Marcel the Shell with Shoes On — Seeing the World Through a Shell’s Eye

Image retrieved from TMDb

I wouldn’t have guessed that a movie about a stop-motion shell with one eye would simultaneously be one of the best theater experiences of the year, be completely wholesome, and be emotionally and psychologically provoking, yet here we are. Marcel the Shell with Shoes On, based on the viral YouTube shorts from the early 2010s, brings all that and more in its simple, yet challenging 90-minute runtime.

Marcel (Jenny Slate) is a shell who lives in an Airbnb with his Nana Connie (Isabella Rossellini, also playing a shell), and Dean (Dean Fleischer-Camp, a human in the film, who also directed the film and co-wrote it with Elisabeth Holm and Nick Paley). Sadly, Marcel’s entire family besides Connie were lost after the house’s previous tenants accidentally packed them in their suitcase before leaving.

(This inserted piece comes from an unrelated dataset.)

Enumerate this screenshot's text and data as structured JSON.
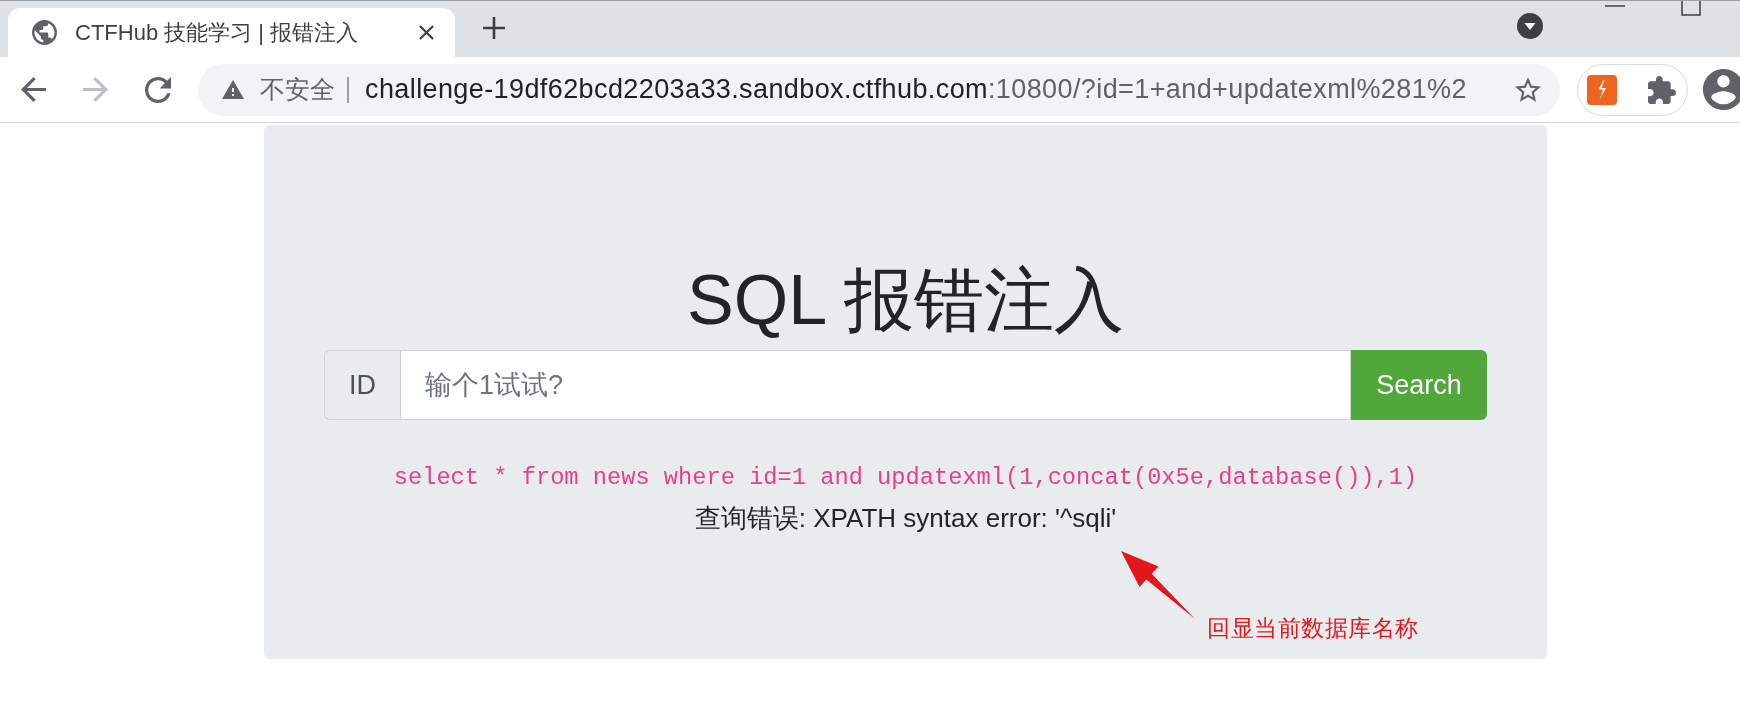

This weird, unique little premise never goes over the top, and more importantly, it doesn’t lose the true heart at its center.

Even though this is rated PG and has a kid-friendly aesthetic and tone, this isn’t really kids’ movie. It’s slow and contemplative, while also having lots of personality and humor. Slate’s voice acting carries the movie, as Marcel’s eyes are opened to the realities of life, while explaining what makes his tick. Dean (the character) is a documentary filmmaker who takes a liking to Marcel, and it’s a joy as Dean learns to see the world through Marcel’s eyes. They inherently see the world differently due to their vastly different sizes and perspectives, but at the same time, they share something that’s extremely human at its core.

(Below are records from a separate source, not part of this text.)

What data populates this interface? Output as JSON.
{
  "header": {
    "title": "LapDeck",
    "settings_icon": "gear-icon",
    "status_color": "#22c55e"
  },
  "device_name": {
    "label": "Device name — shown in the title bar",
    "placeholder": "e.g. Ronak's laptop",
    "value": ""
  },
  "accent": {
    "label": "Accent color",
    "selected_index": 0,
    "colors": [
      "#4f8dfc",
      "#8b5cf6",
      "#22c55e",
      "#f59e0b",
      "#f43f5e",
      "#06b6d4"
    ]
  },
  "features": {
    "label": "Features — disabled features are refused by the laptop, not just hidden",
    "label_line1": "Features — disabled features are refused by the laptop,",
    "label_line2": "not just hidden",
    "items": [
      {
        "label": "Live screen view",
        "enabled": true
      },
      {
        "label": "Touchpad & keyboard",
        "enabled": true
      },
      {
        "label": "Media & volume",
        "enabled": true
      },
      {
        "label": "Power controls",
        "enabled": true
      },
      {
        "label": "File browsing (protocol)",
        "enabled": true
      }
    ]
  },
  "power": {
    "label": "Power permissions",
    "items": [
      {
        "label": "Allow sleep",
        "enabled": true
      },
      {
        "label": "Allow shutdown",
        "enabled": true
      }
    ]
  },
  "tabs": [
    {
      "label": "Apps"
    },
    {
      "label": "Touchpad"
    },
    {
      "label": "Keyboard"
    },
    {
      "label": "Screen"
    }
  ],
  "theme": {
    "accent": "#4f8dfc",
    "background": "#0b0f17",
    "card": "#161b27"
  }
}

The slow and contemplative part of the movie is where these two characters talk about love, loss, meaning, and happiness. Marcel wears his heart on his sleeve (his shoes?), and wants to get his family back, but we really don’t learn a whole lot about Dean since he’s particularly guarded. But seeing how they help each other — Dean posts his documentary shorts on YouTube, getting Marcel’s quest to find his family broader attention, and Marcel helps Dean to open up and confront his past difficulties — is what makes this movie truly worth investing in.

Through these YouTube shorts, Marcel the Shell explores the difference between an audience and a community. Marcel’s loneliness isn’t quenched by people coming to his house to take pictures and videos — that’s not what he’s after. He’s after true happiness with the people that make his life better; as he describes it, he wants to be in the other room, hearing the people he loves having a good time. His meditations on loneliness and community go far beyond what you’d expect from a movie like this. These deep personal anxieties and thoughts make Marcel the Shell more than just another animated movie for kids. It asks you to buy into its premise, and once you do, it continues to give you reasons to care.

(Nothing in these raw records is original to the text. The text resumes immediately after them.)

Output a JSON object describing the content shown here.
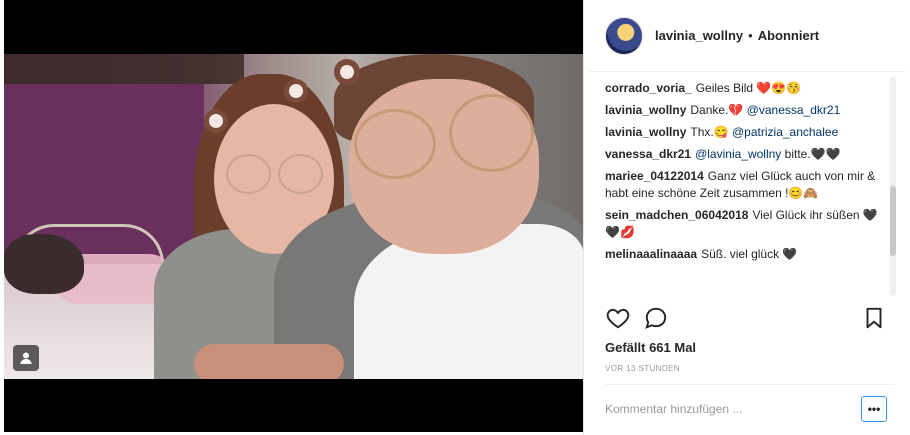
{
  "post": {
    "username": "lavinia_wollny",
    "separator": "•",
    "follow_status": "Abonniert"
  },
  "comments": [
    {
      "user": "corrado_voria_",
      "parts": [
        {
          "text": "Geiles Bild ❤️😍😚"
        }
      ]
    },
    {
      "user": "lavinia_wollny",
      "parts": [
        {
          "text": "Danke.💔 "
        },
        {
          "text": "@vanessa_dkr21",
          "mention": true
        }
      ]
    },
    {
      "user": "lavinia_wollny",
      "parts": [
        {
          "text": "Thx.😋 "
        },
        {
          "text": "@patrizia_anchalee",
          "mention": true
        }
      ]
    },
    {
      "user": "vanessa_dkr21",
      "parts": [
        {
          "text": "@lavinia_wollny",
          "mention": true
        },
        {
          "text": " bitte.🖤🖤"
        }
      ]
    },
    {
      "user": "mariee_04122014",
      "parts": [
        {
          "text": "Ganz viel Glück auch von mir & habt eine schöne Zeit zusammen !😊🙈"
        }
      ]
    },
    {
      "user": "sein_madchen_06042018",
      "parts": [
        {
          "text": "Viel Glück ihr süßen 🖤🖤💋"
        }
      ]
    },
    {
      "user": "melinaaalinaaaa",
      "parts": [
        {
          "text": "Süß. viel glück 🖤"
        }
      ]
    }
  ],
  "actions": {
    "like_icon": "heart-icon",
    "comment_icon": "speech-bubble-icon",
    "save_icon": "bookmark-icon"
  },
  "likes_text": "Gefällt 661 Mal",
  "timestamp": "VOR 13 STUNDEN",
  "comment_input": {
    "placeholder": "Kommentar hinzufügen ..."
  },
  "more_label": "•••",
  "colors": {
    "mention": "#003569",
    "text": "#262626",
    "muted": "#999999",
    "accent": "#3897f0"
  }
}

And it doesn’t hurt that there is just incredible stop-motion animation being done. The mix between the live-action shots and camerawork with those of the stop-motion variety are seamless. Add a quirky, yet often melancholic and ambient score from Disasterpeace, and you have a true audiovisual treat.

The main reason to watch this film, though, is because of the emotional maturity and human understanding that Marcel displays. There are so many little lines throughout that have the potential to hit you like a gut punch because of how profoundly and innately true they are. Lines like, “I truly enjoy the sound of myself connected to everything,” or “Do you know why I smile?… because it’s worth it,” will be the main takeaways from the movie, far beyond the fun quirkiness of the characters or the richness of the animation. The profundity you’ll take away from a talking shell is as rewarding as it is entertaining.


Leave a Reply

Fill in your details below or click an icon to log in: Logo

You are commenting using your account. Log Out /  Change )

Twitter picture

You are commenting using your Twitter account. Log Out /  Change )

Facebook photo

You are commenting using your Facebook account. Log Out /  Change )

Connecting to %s

%d bloggers like this: